Comparative intraosseal growth of human prostate cancer cell lines LNCaP and PC-3 in the nude mouse.Anticancer Res. 1997 Nov-Dec; 17(6D):4253-8.AR
More than 75% of patients with advanced prostate carcinoma have skeletal involvement, which is the principal metastatic site and the major complication of this disease. The goal of this work was to compare the osseous metastasis of androgen-sensitive and insensitive prostate cancers in the nude mouse.
MATERIALS AND METHODS
Androgen-sensitive LNCaP or -insensitive PC-3 human prostate carcinoma cells were injected directly into the femur medullas of male nude Beige mice, the animals were then sacrificed at successive time intervals to study the gross and microscopic characteristics of the established tumors.
LNCaP and PC-3 both colonized in the bone marrow within a week, then gradually expanded to the entire bone medulla followed by osseous infiltration to produce obvious symptoms in the affected extremities. Based on the morphology, both osteoblastic and osteolytic changes occurred during the course of tumor progression. In addition, PC-3 tumors eventually broke through the bone cortex, invaded the surrounding tissues, and metastasized to the regional lymph nodes. In contrast, LNCaP remained localized within the bone, and appeared to eventually regress and die after displacing the normal bone marrow cells. Immunohistochemically, LNCaP tumors were consistently positive for prostate-specific antigen in bone metastasis, while PC-3 tumors were negative. Tumor cell nuclei of both PC-3 and LNCaP hybridized to a human repeated sequence DNA probe indicating that the proliferating malignant cells were of human origin.
These cancer cell lines produced a high incidence of growth in the bone that differed in histogenesis.
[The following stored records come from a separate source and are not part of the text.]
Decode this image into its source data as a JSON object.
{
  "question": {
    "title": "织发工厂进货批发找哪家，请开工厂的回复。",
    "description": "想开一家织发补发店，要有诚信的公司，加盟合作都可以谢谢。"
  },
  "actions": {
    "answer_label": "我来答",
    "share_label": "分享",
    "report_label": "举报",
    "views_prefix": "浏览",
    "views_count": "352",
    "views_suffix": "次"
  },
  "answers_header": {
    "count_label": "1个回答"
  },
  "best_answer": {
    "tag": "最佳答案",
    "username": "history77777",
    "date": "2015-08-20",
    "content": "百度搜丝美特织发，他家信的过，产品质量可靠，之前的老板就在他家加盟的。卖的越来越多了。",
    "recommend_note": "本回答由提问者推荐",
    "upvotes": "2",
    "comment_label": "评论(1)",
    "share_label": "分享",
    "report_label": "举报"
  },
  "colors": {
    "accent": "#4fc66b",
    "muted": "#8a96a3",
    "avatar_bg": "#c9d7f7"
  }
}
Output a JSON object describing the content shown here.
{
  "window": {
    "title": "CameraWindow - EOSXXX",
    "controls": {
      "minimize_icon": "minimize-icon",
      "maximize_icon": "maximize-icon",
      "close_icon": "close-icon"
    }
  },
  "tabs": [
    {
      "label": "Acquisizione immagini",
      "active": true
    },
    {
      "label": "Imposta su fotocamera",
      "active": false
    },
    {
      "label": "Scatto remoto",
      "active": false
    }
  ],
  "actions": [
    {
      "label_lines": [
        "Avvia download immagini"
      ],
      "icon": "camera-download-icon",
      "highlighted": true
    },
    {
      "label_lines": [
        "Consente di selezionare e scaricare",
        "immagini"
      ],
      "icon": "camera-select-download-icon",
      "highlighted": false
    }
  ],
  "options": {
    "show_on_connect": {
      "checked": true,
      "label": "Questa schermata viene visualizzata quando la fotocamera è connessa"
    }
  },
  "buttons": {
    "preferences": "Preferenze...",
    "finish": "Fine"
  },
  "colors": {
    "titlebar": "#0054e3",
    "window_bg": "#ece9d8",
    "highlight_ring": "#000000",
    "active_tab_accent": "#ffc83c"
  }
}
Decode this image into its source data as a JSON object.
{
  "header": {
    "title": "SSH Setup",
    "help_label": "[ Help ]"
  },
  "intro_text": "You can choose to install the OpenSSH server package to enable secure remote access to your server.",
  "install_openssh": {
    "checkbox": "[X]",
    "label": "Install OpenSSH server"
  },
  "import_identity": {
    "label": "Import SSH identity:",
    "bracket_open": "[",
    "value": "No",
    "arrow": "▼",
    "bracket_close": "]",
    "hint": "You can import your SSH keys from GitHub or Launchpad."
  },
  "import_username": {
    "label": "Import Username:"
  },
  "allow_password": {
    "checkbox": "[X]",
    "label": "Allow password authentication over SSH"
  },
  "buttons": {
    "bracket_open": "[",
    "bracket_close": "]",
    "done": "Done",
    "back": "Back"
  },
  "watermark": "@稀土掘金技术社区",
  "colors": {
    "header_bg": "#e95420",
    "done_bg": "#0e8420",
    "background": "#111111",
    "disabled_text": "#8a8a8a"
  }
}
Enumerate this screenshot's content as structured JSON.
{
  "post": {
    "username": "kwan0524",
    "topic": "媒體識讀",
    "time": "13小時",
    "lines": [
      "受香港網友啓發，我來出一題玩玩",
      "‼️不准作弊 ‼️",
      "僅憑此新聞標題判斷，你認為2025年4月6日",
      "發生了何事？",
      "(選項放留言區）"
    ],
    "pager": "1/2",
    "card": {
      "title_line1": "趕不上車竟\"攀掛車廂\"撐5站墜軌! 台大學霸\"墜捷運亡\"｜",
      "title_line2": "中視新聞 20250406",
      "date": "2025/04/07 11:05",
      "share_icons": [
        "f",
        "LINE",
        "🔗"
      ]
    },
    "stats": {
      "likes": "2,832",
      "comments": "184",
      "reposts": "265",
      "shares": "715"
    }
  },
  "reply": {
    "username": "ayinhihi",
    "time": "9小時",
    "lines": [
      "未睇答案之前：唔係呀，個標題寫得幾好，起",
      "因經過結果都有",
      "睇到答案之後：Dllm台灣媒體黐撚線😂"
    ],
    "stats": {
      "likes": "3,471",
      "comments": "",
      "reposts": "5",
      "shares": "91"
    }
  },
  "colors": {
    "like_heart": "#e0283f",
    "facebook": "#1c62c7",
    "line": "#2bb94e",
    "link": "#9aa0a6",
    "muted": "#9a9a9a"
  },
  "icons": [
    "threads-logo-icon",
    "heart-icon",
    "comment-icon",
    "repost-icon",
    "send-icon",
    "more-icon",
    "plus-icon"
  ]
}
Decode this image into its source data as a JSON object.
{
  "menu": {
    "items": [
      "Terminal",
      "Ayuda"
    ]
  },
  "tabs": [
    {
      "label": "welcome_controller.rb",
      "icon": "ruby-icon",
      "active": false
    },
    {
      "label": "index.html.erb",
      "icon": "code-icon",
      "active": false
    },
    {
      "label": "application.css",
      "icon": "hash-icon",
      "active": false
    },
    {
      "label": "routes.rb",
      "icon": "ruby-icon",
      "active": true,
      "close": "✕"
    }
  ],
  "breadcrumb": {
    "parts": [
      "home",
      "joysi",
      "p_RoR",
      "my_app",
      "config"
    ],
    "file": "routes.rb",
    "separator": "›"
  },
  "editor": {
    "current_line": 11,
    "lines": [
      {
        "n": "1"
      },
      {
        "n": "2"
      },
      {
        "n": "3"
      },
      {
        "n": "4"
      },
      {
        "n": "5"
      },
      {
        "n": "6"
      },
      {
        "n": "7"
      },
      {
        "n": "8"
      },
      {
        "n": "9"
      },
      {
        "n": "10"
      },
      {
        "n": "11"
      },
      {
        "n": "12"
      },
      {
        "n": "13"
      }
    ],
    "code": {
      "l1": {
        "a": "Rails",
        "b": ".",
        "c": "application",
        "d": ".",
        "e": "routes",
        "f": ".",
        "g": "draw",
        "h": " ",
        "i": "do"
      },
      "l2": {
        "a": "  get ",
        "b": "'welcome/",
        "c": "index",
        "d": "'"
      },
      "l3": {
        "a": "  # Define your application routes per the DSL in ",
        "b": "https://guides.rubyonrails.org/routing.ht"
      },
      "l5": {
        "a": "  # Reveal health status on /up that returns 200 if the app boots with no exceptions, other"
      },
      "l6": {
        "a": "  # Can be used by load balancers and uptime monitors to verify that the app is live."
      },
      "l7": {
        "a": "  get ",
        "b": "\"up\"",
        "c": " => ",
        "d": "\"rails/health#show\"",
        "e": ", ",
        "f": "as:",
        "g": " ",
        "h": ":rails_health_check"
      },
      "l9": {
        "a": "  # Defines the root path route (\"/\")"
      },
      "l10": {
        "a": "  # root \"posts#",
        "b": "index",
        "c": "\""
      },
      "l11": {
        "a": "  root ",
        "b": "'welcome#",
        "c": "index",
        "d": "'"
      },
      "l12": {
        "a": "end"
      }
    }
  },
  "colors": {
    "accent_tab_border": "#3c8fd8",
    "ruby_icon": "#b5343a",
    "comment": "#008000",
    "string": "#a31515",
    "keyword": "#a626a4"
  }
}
The relative malignancy of these cell lines was demonstrated in this model.